NEW YORK (Reuters) - Stocks rallied on Thursday after three days of losses as stronger-than-expected economic data helped reassure investors concerned about the expected winding down of the Federal Reserve’s economic stimulus.
Despite the rally, the S&P 500 failed to hold significantly above resistance at its 14-day moving average of 1,636.26. Support kicked in earlier in the day after the index traded below its 50-day average and again near 1,600.
Before the market opened, government data showed retail sales rose more than expected in May and first-time applications for jobless benefits fell last week, suggesting resilience in the U.S. economy.
The market, which fell sharply on Wednesday, rose on the data, according to Ken Polcari, director of the NYSE floor division at O‘Neil Securities in New York. But he said stocks’ climb was also due to the overdone selling of previous sessions.
“I expect the S&P to test support again” near 1,600, Polcari said.
Stocks had fallen every day this week up until Thursday on concern central banks could soon begin to wind down their stimulus measures. Trader angst increased after the Bank of Japan decided not to take any new measures on Tuesday, triggering a sell-off in Japanese equities and a rally in the yen.
“We have been looking for something like this to add to our equity positions,” said Ian Kerrigan, senior investment specialist at JPMorgan Private Bank in Seattle, referring to the pullback.
The Dow Jones industrial average .DJI rose 180.85 points or 1.21 percent, to 15,176.08, the S&P 500 .SPX gained 23.84 points or 1.48 percent, to 1,636.36 and the Nasdaq Composite .IXIC added 44.94 points or 1.32 percent, to 3,445.36.
Despite a rally in both U.S. stocks and the yen, both have strengthened of late their inverse correlation as bets against the Japanese currency were being used to finance long positions in Wall Street equities. The 200-day correlation between the S&P and the Japanese currency stands at -0.92, near its strongest inverse correlation in more than four years.
The yen hit its strongest in the session at 93.78 per U.S. dollar but lost momentum to trade above 95 after the closing bell on Wall Street.
Besides the strong economic data, merger and acquisition activity helped the bullish sentiment. Shares of No. 1 U.S. newspaper chain Gannett Co (GCI.N) soared 34 percent to $26.60 after it announced plans to buy television company Belo Corp BLC.N for $1.5 billion. Belo jumped 28.3 percent to $13.77.

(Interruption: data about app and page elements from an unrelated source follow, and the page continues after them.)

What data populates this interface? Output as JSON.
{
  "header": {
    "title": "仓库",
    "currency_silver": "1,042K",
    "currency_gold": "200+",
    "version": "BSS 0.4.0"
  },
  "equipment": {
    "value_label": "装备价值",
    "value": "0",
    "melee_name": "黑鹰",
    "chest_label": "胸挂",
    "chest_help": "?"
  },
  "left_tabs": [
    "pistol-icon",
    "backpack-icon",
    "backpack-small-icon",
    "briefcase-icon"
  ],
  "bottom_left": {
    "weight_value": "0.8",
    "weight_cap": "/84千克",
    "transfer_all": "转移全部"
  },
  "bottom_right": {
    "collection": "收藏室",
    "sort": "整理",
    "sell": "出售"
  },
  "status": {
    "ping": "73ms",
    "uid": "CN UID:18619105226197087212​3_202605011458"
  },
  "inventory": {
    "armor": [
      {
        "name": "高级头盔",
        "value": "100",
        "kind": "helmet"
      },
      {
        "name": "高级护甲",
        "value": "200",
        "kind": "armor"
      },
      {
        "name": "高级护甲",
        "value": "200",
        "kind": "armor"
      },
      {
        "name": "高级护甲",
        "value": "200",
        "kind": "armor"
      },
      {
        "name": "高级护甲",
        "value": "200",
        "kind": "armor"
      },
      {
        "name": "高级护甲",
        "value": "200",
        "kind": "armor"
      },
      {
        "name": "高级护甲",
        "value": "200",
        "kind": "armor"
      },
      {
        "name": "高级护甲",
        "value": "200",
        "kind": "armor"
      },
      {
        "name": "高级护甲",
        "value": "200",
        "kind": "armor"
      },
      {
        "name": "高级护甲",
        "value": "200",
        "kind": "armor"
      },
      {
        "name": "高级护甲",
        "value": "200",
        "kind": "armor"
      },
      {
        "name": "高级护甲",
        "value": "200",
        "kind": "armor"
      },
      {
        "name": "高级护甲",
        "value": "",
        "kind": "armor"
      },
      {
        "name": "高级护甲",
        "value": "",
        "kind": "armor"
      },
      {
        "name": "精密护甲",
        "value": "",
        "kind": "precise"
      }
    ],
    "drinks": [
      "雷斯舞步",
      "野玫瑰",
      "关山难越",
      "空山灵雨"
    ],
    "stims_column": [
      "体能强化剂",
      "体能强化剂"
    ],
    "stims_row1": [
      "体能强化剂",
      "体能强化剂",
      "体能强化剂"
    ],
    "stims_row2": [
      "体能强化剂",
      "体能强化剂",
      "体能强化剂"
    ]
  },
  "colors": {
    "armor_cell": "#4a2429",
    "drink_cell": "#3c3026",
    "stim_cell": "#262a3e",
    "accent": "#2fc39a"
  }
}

Safeway SWY.N shares rose 7.4 percent to $24.82 a day after Empire Co (EMPa.TO), the operator of Canadian grocery chain Sobeys, said it would buy Safeway’s assets in Canada for $5.7 billion.
Shares of William Cos (WMB.N), parent of Williams Olefins, briefly hit their lowest this year at $32.55 after a deadly explosion and fire hit the company’s chemical plant in Louisiana. Shares closed down slightly less than 1 percent at $33.70.
Shares of perfume and beauty products seller Coty Inc (COTY.N) fell in their market debut, taking the gloss off the third-largest U.S. IPO this year. Coty shares lost 0.8 percent to $17.36.
A recent report showed total estimated outflows from long-term mutual funds were $11.53 billion for the week ended June 5, of which $10.9 billion came from bond funds. The figures from the Investment Company Institute showed outflows from stocks, though trending lower, have continued in the past weeks, indicating the recent selloff in bonds has not translated into support to equities.
About 6.3 billion shares exchanged hands on the New York Stock Exchange, the Nasdaq and NYSE MKT, slightly below the daily average so far this year of nearly 6.38 billion.
Advancing issues outpaced decliners by a ratio of about 11 to 2 on the NYSE. On the Nasdaq, 16 issues rose for every 5 that fell.
Reporting by Rodrigo Campos; Editing by Kenneth Barry